> _Activity_
What is needed is a verbatim copy of every record below, with the pictures left out.

Dataset rows describing interfaces
- - - -

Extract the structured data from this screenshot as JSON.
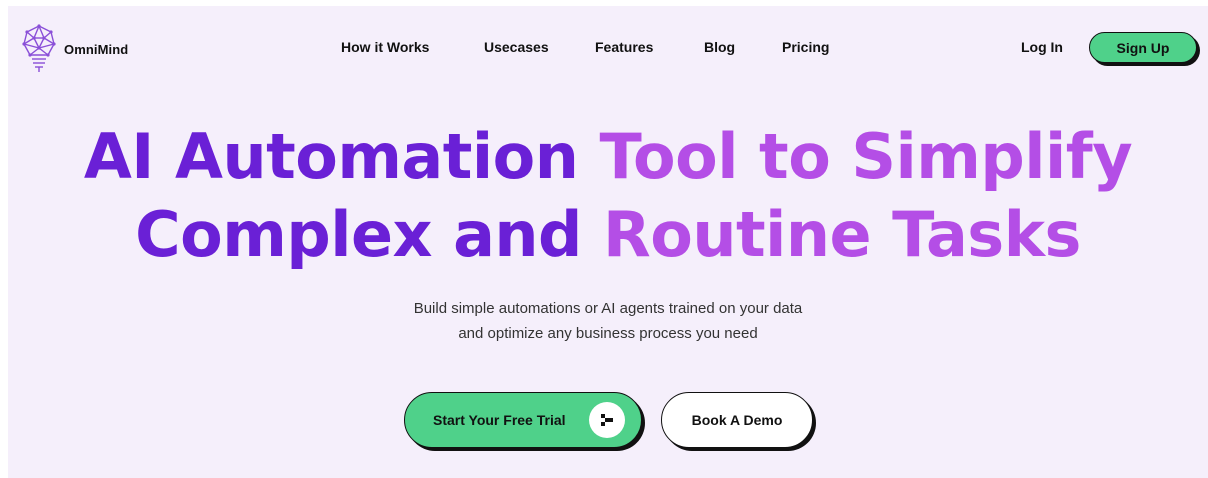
{
  "brand": {
    "name": "OmniMind",
    "logo_icon": "lightbulb-network-icon"
  },
  "nav": {
    "items": [
      {
        "label": "How it Works"
      },
      {
        "label": "Usecases"
      },
      {
        "label": "Features"
      },
      {
        "label": "Blog"
      },
      {
        "label": "Pricing"
      }
    ],
    "login_label": "Log In",
    "signup_label": "Sign Up"
  },
  "hero": {
    "title_line1_dark": "AI Automation ",
    "title_line1_light": "Tool to Simplify",
    "title_line2_dark": "Complex and ",
    "title_line2_light": "Routine Tasks",
    "subtitle_line1": "Build simple automations or AI agents trained on your data",
    "subtitle_line2": "and optimize any business process you need"
  },
  "cta": {
    "trial_label": "Start Your Free Trial",
    "trial_icon": "pixel-arrow-icon",
    "demo_label": "Book A Demo"
  },
  "colors": {
    "background": "#f5effb",
    "accent_green": "#4fd18a",
    "title_dark": "#6a20d6",
    "title_light": "#b44ee6",
    "logo_purple": "#8a4fd8"
  }
}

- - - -

> _Result_
Extract the structured data from this screenshot as JSON.
{
  "brand": {
    "name": "OmniMind",
    "logo_icon": "lightbulb-network-icon"
  },
  "nav": {
    "items": [
      {
        "label": "How it Works"
      },
      {
        "label": "Usecases"
      },
      {
        "label": "Features"
      },
      {
        "label": "Blog"
      },
      {
        "label": "Pricing"
      }
    ],
    "login_label": "Log In",
    "signup_label": "Sign Up"
  },
  "hero": {
    "title_line1_dark": "AI Automation ",
    "title_line1_light": "Tool to Simplify",
    "title_line2_dark": "Complex and ",
    "title_line2_light": "Routine Tasks",
    "subtitle_line1": "Build simple automations or AI agents trained on your data",
    "subtitle_line2": "and optimize any business process you need"
  },
  "cta": {
    "trial_label": "Start Your Free Trial",
    "trial_icon": "pixel-arrow-icon",
    "demo_label": "Book A Demo"
  },
  "colors": {
    "background": "#f5effb",
    "accent_green": "#4fd18a",
    "title_dark": "#6a20d6",
    "title_light": "#b44ee6",
    "logo_purple": "#8a4fd8"
  }
}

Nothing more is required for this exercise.